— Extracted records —
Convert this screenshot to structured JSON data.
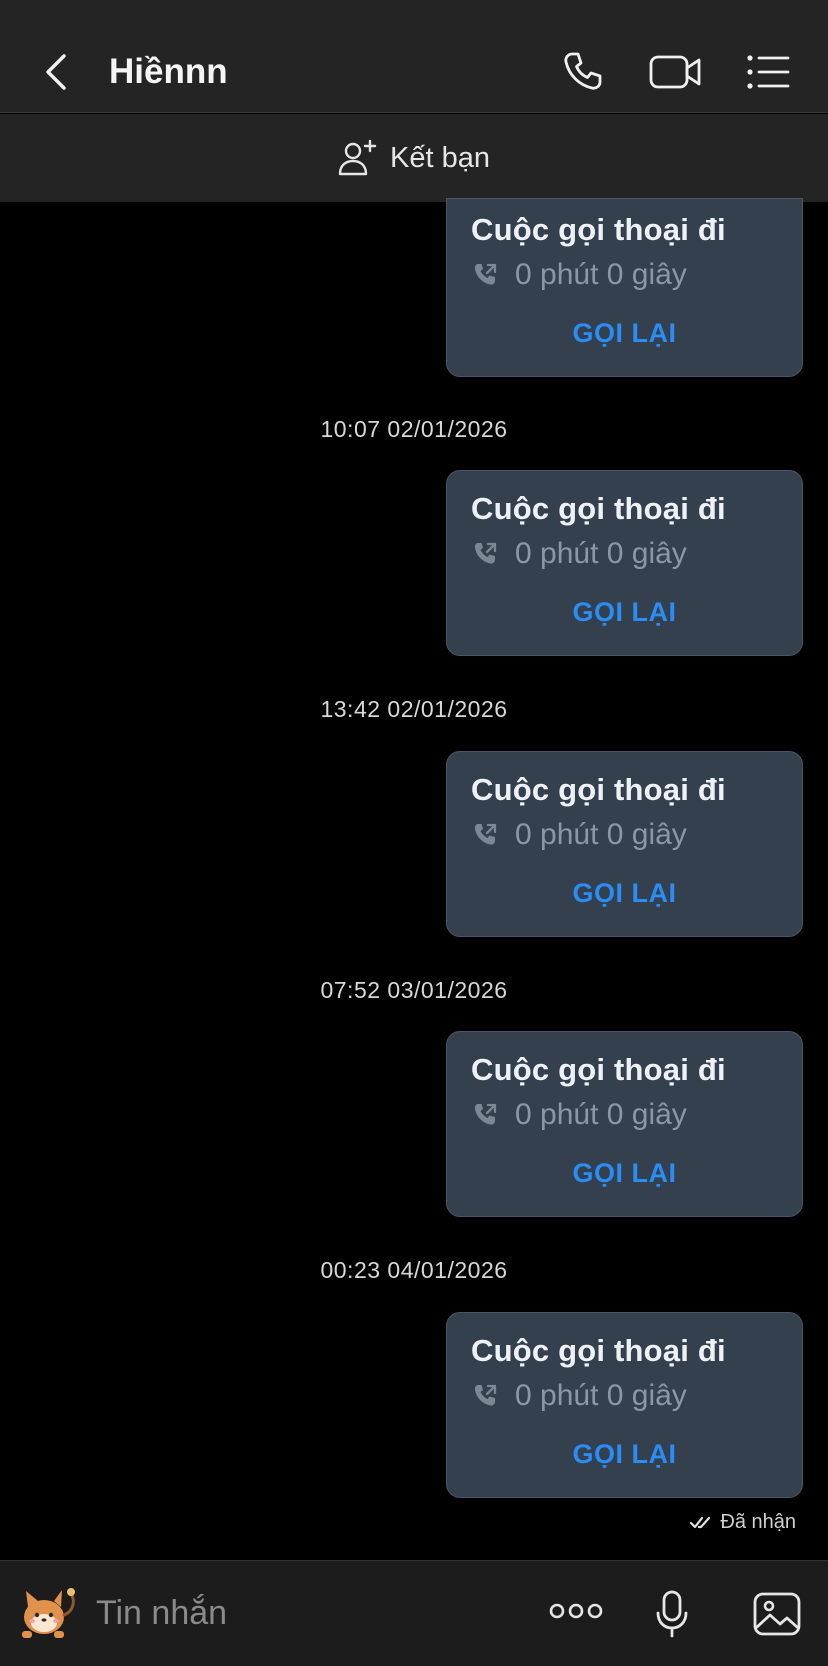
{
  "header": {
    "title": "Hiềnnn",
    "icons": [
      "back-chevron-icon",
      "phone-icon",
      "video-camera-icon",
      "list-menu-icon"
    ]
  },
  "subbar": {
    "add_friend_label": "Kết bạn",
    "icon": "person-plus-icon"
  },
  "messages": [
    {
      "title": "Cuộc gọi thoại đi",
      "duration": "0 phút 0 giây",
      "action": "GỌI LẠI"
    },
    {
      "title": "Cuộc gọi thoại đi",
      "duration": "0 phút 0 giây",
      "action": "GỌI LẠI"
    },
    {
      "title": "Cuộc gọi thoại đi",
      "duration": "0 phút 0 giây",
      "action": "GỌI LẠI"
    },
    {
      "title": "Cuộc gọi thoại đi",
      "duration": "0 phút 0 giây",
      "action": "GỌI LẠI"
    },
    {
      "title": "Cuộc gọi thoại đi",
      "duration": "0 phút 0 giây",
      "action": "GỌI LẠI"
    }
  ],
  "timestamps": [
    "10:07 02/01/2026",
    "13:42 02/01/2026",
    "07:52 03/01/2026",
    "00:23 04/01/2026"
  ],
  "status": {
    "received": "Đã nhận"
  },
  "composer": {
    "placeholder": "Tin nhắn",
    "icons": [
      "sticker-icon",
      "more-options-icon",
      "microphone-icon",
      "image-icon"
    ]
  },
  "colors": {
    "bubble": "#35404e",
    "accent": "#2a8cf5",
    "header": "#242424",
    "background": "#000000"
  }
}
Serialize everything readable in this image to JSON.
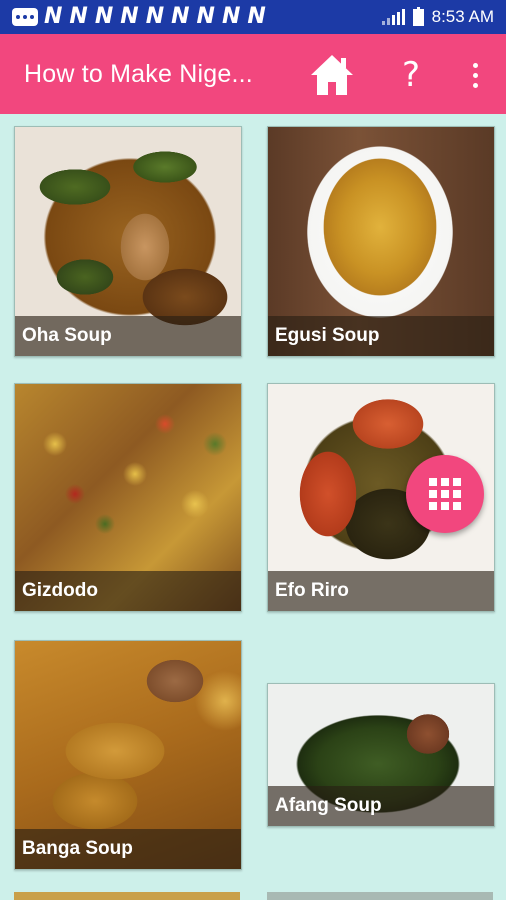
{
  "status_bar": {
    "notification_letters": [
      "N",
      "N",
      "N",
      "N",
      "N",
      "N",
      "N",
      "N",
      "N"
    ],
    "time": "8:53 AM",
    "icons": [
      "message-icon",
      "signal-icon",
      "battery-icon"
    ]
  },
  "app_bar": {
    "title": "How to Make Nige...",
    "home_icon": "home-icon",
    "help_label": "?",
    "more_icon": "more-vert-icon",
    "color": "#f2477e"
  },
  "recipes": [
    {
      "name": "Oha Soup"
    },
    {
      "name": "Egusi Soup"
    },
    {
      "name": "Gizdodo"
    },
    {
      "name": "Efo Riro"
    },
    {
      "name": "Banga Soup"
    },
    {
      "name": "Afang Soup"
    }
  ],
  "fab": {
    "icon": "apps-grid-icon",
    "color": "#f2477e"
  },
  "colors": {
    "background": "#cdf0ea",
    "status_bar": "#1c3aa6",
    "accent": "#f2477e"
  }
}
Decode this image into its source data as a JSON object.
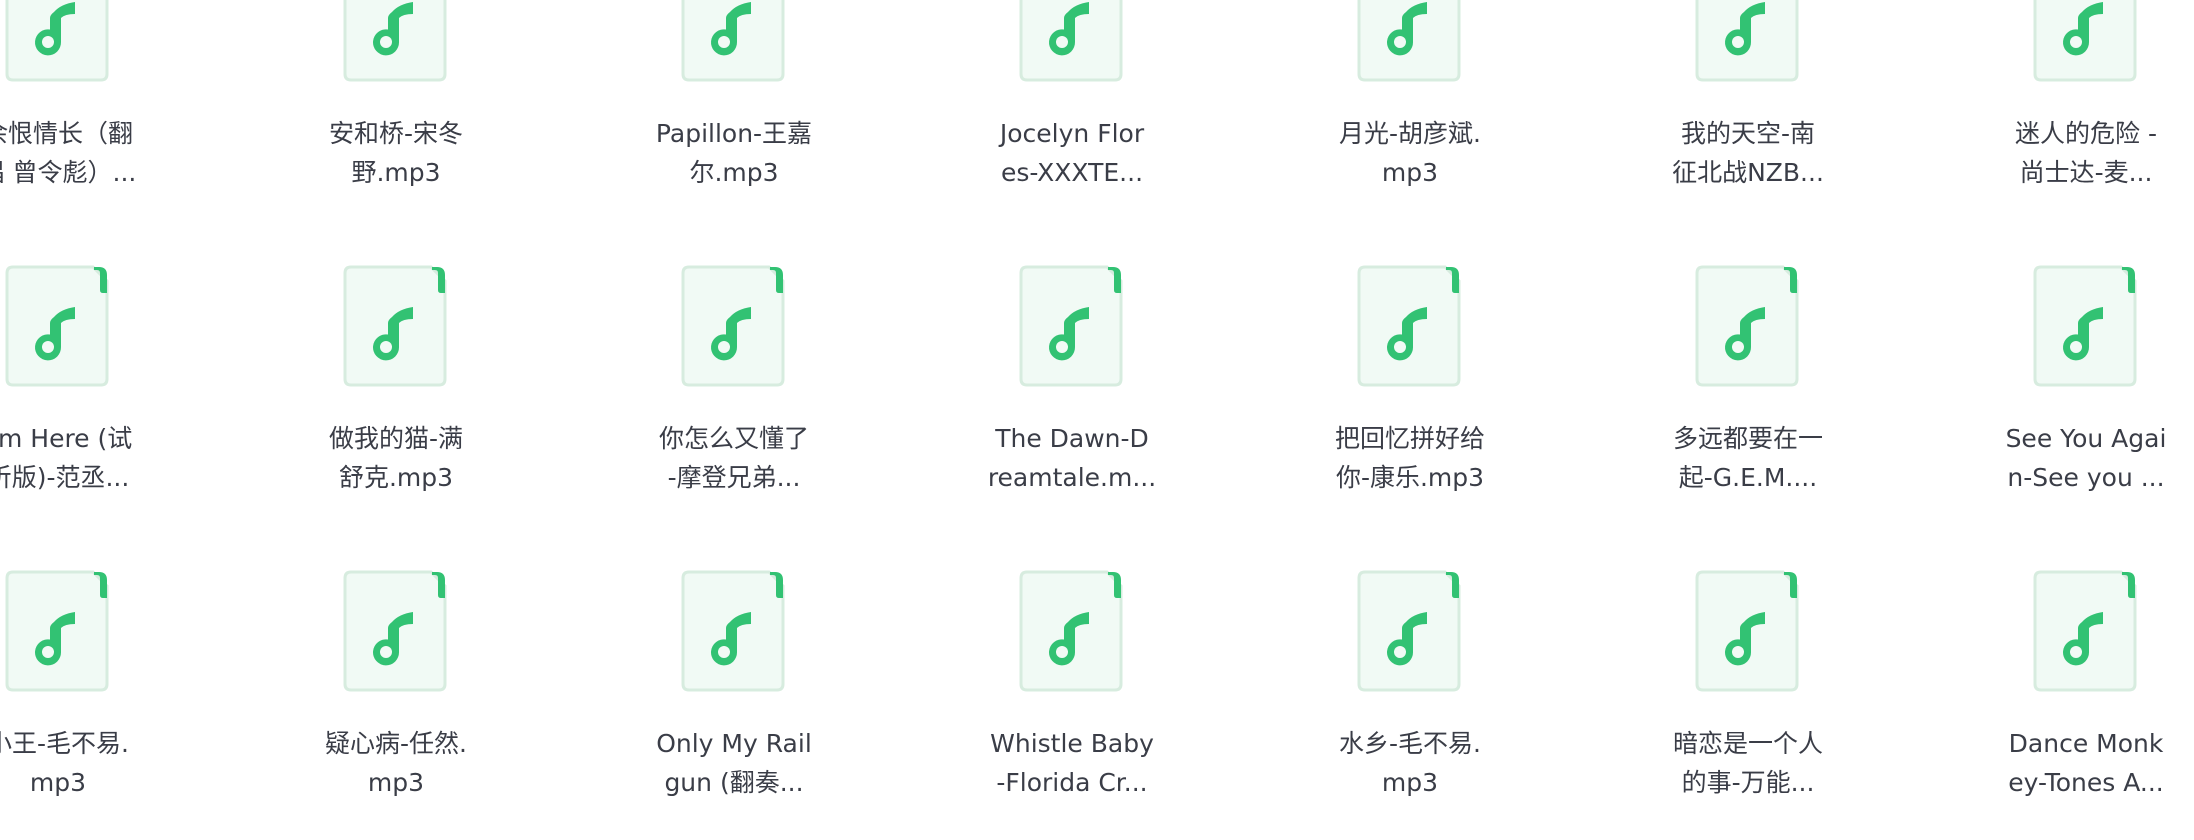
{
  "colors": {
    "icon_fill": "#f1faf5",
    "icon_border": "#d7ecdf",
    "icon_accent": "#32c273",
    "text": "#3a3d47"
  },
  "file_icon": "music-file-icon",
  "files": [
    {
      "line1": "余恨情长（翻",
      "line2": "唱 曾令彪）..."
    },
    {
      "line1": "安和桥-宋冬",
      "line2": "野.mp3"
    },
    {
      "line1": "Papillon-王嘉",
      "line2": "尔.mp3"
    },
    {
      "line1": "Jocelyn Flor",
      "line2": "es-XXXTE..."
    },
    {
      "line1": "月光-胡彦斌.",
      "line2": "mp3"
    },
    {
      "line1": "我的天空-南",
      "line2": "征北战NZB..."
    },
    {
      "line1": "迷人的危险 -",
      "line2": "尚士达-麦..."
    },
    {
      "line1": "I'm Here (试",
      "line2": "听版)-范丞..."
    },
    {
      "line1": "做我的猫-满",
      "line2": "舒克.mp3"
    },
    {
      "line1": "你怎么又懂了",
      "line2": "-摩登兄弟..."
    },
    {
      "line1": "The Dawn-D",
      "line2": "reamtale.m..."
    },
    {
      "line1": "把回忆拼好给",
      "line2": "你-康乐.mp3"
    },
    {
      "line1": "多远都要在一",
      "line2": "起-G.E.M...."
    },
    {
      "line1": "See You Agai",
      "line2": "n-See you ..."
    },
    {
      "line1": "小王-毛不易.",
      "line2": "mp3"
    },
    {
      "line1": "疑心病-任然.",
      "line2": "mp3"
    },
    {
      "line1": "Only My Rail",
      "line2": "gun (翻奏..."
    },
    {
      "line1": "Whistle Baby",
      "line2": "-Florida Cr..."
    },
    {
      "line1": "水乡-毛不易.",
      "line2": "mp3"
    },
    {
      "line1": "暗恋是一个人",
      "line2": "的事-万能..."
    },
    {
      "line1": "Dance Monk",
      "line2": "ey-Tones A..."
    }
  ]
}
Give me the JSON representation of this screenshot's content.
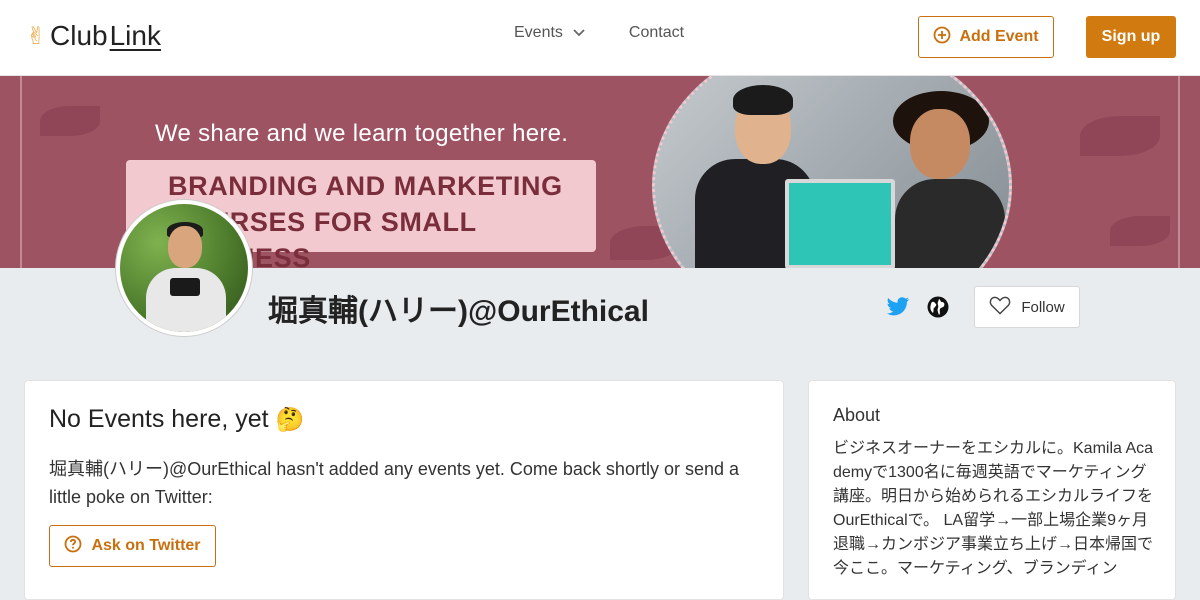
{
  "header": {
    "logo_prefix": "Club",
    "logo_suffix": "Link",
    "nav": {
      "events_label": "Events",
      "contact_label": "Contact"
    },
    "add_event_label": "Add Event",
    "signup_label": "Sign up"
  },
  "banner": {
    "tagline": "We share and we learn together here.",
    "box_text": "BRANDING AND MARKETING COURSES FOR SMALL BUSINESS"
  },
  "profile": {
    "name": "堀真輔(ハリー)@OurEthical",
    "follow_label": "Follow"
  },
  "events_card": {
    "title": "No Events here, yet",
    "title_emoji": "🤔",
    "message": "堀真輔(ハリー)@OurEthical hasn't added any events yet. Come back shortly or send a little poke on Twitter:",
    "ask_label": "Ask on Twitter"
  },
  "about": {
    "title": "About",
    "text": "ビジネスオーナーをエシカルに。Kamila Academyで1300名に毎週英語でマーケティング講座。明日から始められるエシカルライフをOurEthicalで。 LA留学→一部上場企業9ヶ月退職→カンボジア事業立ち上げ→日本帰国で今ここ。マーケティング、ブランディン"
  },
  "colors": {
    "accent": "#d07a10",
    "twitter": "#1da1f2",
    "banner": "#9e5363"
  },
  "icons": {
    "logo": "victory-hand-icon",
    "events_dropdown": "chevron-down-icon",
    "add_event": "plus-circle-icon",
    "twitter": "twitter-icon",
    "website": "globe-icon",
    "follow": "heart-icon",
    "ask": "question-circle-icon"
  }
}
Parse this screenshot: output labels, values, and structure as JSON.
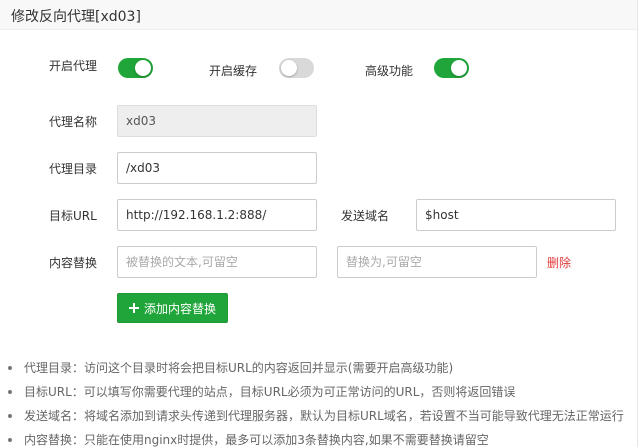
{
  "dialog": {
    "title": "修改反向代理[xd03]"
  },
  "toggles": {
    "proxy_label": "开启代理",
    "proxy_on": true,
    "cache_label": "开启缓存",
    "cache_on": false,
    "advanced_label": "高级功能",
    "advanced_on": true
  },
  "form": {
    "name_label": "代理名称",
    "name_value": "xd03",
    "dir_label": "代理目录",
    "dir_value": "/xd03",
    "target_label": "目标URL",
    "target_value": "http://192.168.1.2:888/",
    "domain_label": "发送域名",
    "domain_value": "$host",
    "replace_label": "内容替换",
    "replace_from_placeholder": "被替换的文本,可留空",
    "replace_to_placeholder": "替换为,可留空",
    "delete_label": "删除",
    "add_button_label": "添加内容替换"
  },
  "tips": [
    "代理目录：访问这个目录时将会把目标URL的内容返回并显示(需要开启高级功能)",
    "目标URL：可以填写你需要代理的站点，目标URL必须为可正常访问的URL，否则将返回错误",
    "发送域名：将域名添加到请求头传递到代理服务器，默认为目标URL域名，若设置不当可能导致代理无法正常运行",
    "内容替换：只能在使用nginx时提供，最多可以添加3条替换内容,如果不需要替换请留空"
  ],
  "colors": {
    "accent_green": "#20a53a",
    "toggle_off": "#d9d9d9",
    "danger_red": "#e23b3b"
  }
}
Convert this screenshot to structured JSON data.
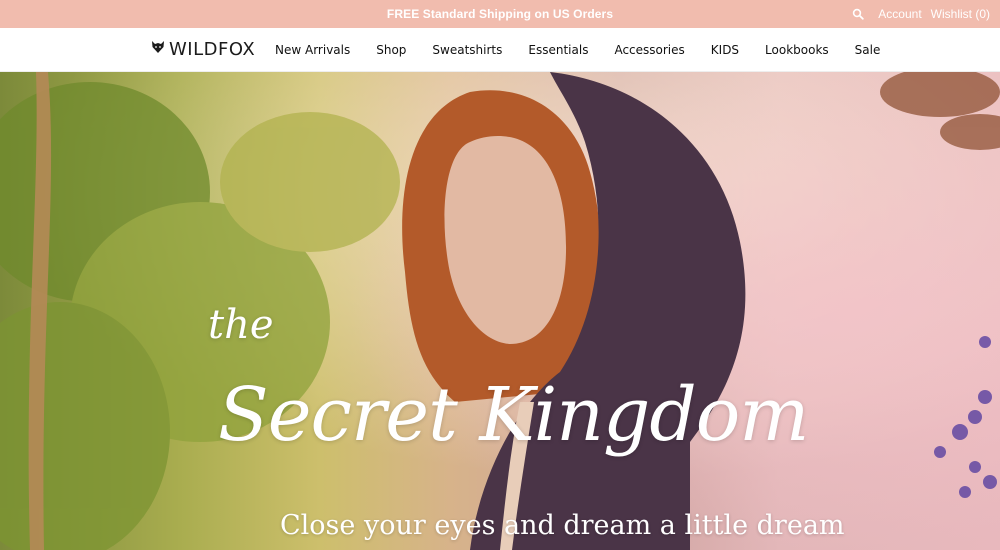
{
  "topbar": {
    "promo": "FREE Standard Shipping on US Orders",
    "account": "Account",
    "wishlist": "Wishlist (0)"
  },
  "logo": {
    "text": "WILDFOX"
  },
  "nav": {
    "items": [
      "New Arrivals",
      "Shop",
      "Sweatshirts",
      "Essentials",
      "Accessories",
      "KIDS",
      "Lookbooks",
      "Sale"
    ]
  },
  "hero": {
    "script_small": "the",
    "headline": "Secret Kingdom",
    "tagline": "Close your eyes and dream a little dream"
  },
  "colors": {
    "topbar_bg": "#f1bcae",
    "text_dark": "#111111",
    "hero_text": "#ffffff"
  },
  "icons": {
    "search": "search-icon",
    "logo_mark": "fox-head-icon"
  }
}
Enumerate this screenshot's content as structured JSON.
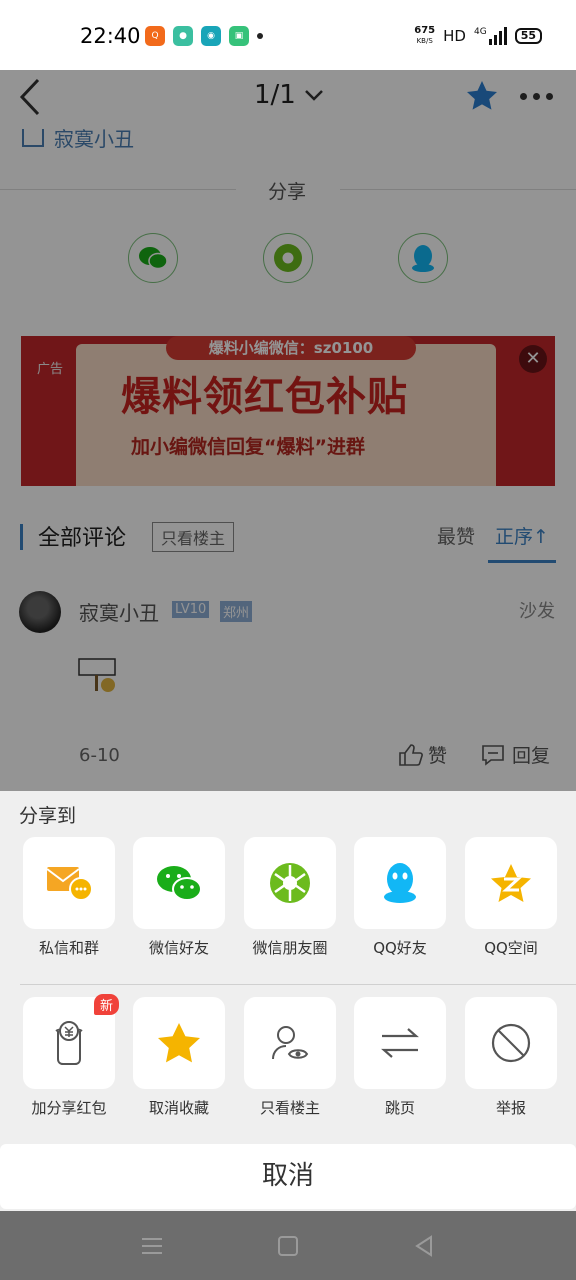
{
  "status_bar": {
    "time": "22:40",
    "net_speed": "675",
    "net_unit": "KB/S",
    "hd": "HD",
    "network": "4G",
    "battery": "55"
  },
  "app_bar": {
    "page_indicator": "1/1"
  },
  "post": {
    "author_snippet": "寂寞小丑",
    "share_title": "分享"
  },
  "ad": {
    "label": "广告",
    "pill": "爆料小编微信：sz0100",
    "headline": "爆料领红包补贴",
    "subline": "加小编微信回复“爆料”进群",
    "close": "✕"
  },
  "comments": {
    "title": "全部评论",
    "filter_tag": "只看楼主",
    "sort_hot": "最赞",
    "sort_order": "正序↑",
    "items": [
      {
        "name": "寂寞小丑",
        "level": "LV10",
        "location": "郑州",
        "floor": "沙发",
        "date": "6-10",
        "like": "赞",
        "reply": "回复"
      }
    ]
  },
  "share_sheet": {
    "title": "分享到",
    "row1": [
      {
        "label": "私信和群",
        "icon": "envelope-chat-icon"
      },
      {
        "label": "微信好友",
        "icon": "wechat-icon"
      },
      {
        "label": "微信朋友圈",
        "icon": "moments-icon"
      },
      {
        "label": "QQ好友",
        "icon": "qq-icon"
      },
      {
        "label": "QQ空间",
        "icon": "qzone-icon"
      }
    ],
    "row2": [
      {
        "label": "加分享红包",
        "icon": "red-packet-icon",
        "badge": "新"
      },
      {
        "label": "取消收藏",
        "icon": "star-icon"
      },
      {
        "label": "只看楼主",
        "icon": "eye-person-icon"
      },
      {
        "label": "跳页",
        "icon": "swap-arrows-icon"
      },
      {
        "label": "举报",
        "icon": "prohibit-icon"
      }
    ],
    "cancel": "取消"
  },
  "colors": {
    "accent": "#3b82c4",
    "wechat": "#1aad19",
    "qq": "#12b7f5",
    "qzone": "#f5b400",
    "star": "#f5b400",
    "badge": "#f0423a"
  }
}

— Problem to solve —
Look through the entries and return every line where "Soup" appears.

— Answer space —
      "name": "Oha Soup"
      "name": "Egusi Soup"
      "name": "Banga Soup"
      "name": "Afang Soup"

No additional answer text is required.